## WORK REQUIRED
Copy each line below that includes "icon".
==*==
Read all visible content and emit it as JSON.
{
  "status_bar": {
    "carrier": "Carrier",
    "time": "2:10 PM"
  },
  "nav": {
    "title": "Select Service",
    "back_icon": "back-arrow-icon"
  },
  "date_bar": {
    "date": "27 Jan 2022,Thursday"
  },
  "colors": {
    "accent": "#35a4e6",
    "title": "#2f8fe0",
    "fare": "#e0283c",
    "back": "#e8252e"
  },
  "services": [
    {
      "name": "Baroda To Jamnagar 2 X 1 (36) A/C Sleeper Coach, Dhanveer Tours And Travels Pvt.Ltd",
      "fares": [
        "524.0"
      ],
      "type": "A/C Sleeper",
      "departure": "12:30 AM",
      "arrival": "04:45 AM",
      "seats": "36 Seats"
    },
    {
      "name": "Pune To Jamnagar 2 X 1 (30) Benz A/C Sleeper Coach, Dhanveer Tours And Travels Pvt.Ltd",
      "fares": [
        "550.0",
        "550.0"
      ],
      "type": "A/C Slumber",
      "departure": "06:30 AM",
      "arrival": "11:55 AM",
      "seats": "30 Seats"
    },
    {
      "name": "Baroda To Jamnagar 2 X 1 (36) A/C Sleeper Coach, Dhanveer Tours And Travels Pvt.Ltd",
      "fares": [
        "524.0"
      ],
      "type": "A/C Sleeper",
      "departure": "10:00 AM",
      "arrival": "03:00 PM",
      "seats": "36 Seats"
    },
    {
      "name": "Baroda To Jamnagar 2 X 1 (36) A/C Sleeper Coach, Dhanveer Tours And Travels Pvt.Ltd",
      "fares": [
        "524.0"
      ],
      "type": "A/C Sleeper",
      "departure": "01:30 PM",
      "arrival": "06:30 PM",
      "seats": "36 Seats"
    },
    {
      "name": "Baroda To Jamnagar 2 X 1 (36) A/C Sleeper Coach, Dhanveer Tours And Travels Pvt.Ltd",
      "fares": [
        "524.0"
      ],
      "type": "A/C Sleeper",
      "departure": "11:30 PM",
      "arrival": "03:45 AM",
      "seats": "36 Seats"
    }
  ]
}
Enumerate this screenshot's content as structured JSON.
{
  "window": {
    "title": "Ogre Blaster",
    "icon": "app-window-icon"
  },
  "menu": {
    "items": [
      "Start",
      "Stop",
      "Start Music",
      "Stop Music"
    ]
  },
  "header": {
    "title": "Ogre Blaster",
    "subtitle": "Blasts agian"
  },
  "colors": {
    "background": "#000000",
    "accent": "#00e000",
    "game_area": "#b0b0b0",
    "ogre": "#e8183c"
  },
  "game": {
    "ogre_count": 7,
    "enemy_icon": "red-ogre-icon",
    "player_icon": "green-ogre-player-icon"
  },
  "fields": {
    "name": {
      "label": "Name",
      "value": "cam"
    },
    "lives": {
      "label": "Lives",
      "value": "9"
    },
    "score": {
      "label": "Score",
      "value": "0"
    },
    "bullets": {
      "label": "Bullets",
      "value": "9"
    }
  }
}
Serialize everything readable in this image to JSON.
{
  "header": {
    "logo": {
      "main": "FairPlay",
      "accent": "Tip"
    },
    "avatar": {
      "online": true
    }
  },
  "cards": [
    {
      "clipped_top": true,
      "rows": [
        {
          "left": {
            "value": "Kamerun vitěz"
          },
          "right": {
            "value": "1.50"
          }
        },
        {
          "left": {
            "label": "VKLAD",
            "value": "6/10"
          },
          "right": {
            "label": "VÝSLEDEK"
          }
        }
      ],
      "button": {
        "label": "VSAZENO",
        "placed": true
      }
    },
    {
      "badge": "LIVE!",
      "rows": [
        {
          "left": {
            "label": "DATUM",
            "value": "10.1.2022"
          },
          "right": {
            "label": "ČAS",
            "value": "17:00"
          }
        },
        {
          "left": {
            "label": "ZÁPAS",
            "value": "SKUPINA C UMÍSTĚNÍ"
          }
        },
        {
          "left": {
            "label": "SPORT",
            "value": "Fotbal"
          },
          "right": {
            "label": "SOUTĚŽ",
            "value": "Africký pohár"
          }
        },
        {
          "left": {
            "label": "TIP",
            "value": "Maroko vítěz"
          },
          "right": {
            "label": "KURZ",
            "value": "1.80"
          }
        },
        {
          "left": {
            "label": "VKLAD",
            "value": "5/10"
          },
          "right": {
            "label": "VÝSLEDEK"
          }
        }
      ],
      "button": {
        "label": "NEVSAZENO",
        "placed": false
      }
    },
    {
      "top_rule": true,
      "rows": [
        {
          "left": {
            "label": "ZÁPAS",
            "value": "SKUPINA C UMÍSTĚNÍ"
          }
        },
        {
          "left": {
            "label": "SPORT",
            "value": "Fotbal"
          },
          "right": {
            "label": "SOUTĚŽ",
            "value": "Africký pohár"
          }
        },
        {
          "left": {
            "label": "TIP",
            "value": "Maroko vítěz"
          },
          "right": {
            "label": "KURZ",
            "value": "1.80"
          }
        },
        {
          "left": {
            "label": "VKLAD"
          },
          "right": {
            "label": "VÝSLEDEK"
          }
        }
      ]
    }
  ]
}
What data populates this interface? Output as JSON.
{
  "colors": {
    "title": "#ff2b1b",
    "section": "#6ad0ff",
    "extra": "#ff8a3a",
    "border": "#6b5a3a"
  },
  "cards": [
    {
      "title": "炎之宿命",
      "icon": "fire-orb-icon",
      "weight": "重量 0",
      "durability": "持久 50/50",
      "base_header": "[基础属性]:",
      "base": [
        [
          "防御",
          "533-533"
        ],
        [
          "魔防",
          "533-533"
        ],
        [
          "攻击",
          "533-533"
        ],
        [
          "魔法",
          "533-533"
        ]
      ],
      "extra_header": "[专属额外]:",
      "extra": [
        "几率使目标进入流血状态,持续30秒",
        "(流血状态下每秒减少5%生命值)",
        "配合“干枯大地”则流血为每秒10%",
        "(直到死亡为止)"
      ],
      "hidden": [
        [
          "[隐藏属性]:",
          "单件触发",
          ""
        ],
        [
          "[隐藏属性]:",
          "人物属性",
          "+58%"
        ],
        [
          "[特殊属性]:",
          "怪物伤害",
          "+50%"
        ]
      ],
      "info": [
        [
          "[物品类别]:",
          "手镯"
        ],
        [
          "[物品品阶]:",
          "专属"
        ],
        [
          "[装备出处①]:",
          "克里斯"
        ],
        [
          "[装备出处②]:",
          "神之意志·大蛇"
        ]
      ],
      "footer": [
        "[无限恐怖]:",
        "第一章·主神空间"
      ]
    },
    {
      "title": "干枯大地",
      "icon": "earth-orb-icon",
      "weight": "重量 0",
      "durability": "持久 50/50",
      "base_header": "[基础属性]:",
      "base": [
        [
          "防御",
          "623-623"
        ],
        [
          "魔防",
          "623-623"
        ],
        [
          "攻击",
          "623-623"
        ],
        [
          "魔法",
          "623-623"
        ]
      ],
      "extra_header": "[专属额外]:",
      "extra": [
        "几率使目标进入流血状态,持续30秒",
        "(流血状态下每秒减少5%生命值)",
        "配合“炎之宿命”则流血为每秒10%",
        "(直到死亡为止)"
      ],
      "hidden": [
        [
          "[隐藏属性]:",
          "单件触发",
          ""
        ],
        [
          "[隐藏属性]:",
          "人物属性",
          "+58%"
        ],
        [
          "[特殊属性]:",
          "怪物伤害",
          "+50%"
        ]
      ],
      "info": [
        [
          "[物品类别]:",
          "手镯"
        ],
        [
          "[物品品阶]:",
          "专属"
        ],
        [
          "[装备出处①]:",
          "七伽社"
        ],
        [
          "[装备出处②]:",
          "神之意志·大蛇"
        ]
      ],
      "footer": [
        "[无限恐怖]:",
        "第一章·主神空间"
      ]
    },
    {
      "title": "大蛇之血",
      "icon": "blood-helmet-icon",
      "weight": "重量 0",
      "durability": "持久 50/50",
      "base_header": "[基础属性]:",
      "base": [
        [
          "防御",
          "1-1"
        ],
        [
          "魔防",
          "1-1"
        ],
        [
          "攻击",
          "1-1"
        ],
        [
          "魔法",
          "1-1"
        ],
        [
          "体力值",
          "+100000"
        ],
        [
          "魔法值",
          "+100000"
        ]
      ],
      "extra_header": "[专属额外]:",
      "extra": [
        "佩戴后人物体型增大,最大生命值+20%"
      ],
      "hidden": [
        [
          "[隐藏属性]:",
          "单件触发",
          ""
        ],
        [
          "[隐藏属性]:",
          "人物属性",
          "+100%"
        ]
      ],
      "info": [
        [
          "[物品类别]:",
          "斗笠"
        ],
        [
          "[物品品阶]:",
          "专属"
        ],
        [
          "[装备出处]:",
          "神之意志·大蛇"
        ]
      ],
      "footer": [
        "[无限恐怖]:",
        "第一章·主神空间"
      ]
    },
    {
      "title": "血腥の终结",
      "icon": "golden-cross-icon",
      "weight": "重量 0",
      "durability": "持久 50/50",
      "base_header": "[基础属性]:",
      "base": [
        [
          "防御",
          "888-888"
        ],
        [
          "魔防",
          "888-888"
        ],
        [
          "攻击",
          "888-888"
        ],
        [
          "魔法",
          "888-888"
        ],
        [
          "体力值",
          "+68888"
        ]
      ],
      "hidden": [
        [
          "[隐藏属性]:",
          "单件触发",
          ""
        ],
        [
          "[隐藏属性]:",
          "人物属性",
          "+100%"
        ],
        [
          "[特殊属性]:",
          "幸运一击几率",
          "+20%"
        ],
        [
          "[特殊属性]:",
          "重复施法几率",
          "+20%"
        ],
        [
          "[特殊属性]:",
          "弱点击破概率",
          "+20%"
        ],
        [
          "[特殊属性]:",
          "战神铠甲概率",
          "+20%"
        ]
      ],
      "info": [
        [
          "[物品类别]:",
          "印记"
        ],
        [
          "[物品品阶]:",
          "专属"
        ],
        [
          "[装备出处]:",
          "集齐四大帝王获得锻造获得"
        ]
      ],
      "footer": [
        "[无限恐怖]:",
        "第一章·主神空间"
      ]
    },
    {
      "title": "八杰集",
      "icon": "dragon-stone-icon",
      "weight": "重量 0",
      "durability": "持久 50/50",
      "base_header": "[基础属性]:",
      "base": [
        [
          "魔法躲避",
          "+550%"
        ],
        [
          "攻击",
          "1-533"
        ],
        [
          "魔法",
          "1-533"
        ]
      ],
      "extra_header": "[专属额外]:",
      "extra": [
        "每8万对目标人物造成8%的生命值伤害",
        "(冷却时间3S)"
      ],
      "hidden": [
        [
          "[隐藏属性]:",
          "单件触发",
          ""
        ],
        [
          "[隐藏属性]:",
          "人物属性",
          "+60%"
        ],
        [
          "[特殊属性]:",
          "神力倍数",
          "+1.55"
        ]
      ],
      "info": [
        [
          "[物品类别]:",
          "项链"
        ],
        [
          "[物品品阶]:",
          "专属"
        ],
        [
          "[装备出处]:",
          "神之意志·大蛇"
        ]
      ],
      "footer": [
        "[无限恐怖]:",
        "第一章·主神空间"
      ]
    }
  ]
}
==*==
## OUTPUT OF THE TASK
    "back_icon": "back-arrow-icon"
    "icon": "app-window-icon"
    "enemy_icon": "red-ogre-icon",
    "player_icon": "green-ogre-player-icon"
      "icon": "fire-orb-icon",
      "icon": "earth-orb-icon",
      "icon": "blood-helmet-icon",
      "icon": "golden-cross-icon",
      "icon": "dragon-stone-icon",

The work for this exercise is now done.